Defendant Angel Rose Marie Nelson was a Kmart employee. A surveillance video showed that Nelson left her cash register three times to retrieve an empty gift card, then activated each card by adding funds to it without adding cash to the cash register.
The State charged Nelson with one count of second degree theft of an access device and one count of second degree possession of a stolen access device. Nelson moved to dismiss the charges under CrR 8.3(c) and Knapstad motion. She argued that the term “access device” could not include gift cards. The superior court granted Nelson’s motion, ruling that, as a matter of law, a gift card is not an access device. The State appealed.
Ultimately, the Court of Appeals reversed the dismissal of Nelson’s case.
First, the Court reasoned that, under MERRIAM-WEBSTER UNABRIDGED DICTIONARY, gift cards can access an account because the plain meaning of the word “account” is broad enough to cover a gift card’s balance:
“Under this definition, a gift card can access an account as described above. It is a card that can be used to receive goods or services of a specified value. A gift card thus shows a resulting balance. It is a device that can be used to access a record of a business relationship with outstanding credits, debits, or obligations, and a sum of money—that is, an account.”
In conclusion, the Court held that the definition of “access device” can include gift cards so long as they are a means of account access. The word “account” is not limited to a bank account because the plain language of the statute includes no such limitation.
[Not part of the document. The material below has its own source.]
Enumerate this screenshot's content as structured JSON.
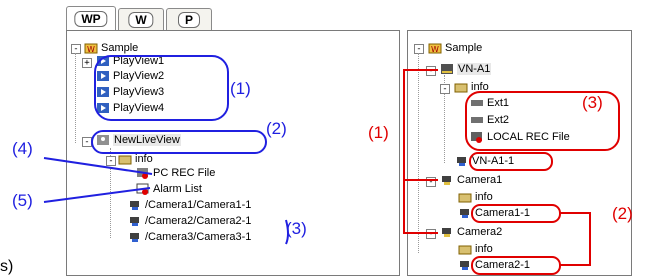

The funds to which a gift card provides access can be an account under this statute.